# Work required:
The expected answer comprises all lines from the entries that contain the string "kind".

Record set below:

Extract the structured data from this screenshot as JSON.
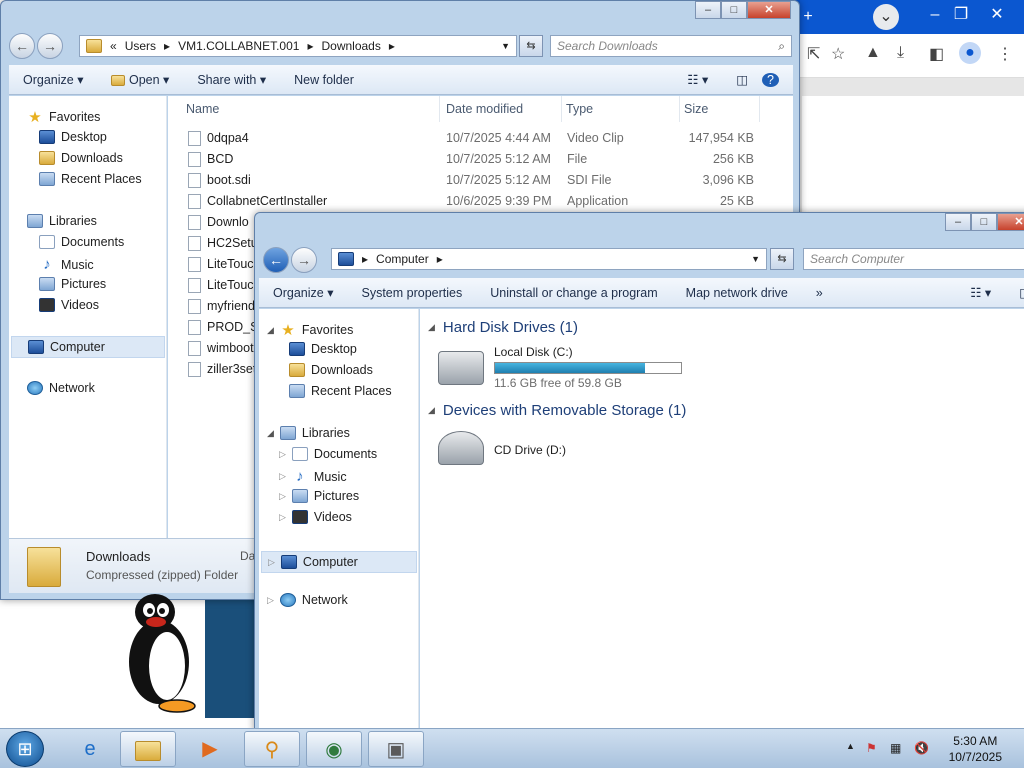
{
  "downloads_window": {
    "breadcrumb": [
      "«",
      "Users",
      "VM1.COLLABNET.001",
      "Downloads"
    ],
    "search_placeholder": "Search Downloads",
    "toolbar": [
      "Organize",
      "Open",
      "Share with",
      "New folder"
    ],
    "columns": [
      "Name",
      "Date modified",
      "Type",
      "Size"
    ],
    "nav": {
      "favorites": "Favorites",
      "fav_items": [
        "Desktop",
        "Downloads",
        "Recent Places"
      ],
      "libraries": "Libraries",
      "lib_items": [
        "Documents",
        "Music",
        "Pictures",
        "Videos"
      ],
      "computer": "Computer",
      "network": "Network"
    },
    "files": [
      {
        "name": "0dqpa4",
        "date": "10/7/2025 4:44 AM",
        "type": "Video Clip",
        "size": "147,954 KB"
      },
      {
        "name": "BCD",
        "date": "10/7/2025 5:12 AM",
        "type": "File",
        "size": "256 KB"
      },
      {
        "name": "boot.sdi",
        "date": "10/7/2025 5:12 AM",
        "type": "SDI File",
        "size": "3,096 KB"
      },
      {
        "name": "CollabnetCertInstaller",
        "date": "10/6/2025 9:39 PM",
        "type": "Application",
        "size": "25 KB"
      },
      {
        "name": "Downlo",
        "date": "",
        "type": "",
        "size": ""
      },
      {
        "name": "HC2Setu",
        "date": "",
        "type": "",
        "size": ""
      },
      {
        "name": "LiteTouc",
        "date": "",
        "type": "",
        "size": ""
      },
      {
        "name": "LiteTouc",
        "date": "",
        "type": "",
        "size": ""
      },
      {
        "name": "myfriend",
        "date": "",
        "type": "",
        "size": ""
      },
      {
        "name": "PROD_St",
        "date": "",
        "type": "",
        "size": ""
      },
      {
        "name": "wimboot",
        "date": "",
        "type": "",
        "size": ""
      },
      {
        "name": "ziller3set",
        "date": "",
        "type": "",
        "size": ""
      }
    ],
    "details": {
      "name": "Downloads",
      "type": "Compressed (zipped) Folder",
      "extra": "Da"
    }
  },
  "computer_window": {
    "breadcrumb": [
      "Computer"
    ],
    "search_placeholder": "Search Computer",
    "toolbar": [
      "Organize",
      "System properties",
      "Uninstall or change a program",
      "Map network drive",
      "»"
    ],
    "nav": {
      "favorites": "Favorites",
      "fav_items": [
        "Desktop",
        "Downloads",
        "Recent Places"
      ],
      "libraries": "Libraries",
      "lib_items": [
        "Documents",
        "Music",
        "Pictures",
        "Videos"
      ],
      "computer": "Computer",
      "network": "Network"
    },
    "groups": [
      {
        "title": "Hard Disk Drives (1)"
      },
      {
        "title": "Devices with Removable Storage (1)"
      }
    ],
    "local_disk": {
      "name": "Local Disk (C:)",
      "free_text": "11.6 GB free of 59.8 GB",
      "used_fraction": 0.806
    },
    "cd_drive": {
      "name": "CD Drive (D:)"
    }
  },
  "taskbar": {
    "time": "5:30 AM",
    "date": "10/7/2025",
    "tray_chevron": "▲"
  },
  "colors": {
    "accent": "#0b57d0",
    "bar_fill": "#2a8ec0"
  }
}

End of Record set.
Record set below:

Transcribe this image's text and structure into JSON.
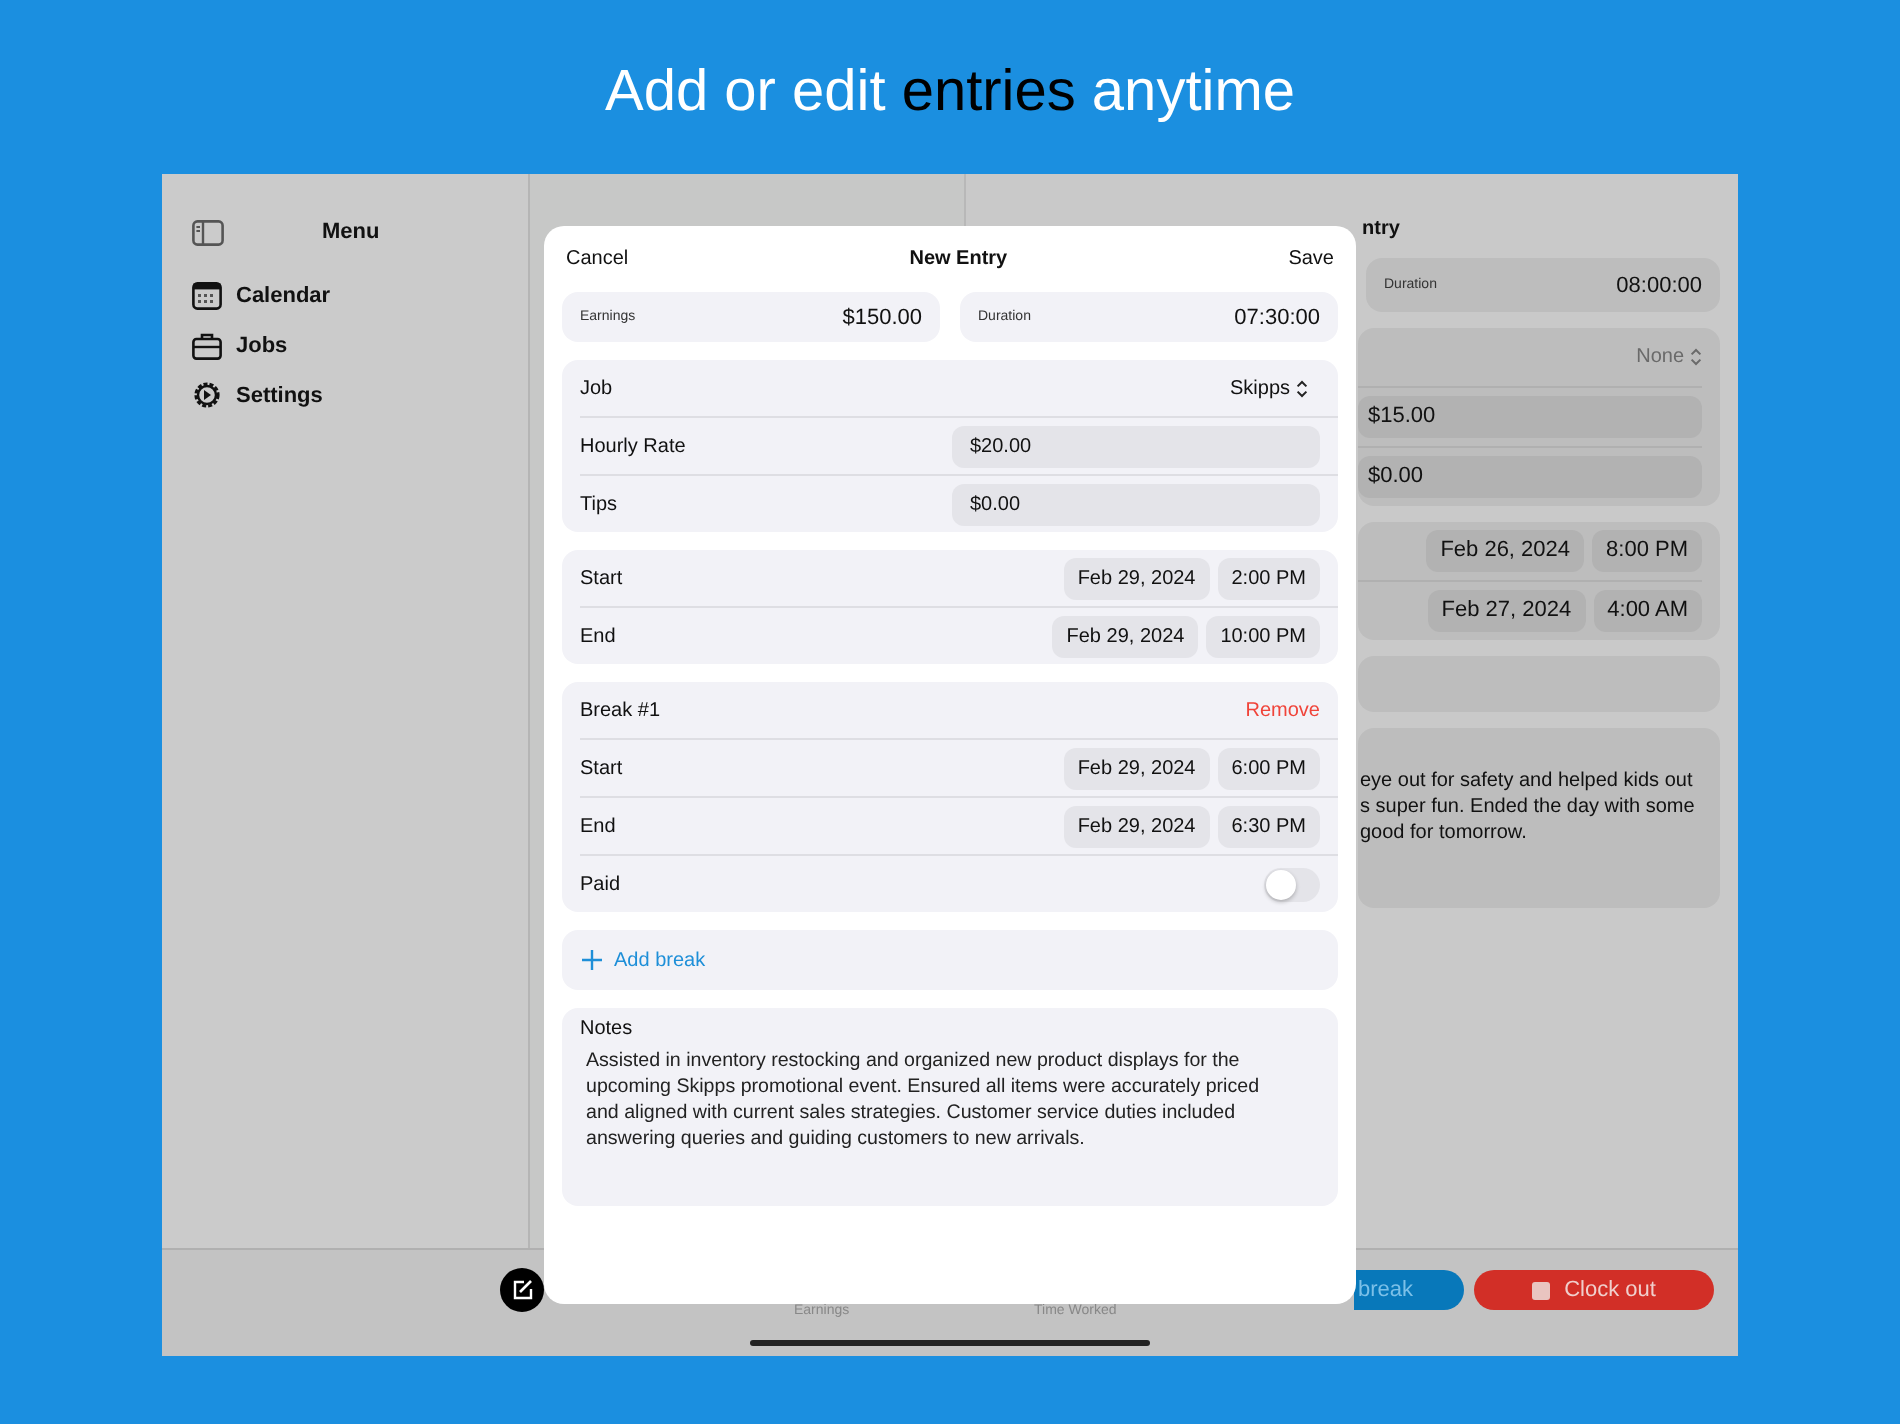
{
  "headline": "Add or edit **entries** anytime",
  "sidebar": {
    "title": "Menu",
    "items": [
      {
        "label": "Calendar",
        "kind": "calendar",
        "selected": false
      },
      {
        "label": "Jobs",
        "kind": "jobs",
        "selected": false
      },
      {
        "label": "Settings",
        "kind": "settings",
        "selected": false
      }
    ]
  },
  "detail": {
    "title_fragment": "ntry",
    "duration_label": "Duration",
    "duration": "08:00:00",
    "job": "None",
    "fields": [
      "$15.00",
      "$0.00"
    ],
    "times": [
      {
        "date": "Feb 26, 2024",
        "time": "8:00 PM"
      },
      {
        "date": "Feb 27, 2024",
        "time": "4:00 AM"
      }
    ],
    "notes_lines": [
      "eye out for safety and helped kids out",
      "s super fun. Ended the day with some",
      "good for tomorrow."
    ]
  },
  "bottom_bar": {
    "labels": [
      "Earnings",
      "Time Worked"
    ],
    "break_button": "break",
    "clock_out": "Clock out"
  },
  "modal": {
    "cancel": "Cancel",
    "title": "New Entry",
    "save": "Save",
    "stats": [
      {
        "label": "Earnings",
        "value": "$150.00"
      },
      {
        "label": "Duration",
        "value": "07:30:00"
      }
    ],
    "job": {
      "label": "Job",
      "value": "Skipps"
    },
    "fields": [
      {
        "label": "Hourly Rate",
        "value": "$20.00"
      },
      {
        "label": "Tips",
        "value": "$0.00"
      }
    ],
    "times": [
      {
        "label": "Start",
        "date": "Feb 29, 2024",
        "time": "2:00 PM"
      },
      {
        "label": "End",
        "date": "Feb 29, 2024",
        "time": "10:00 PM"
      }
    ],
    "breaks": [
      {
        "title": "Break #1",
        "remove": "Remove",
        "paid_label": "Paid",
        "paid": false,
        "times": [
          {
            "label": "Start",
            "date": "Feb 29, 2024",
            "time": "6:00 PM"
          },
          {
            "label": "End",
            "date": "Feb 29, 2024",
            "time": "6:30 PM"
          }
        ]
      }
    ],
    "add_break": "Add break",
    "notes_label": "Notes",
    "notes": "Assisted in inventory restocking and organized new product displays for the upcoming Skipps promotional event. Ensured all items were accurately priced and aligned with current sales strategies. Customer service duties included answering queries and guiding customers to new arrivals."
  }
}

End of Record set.

# Output:
        "kind": "calendar",
        "kind": "jobs",
        "kind": "settings",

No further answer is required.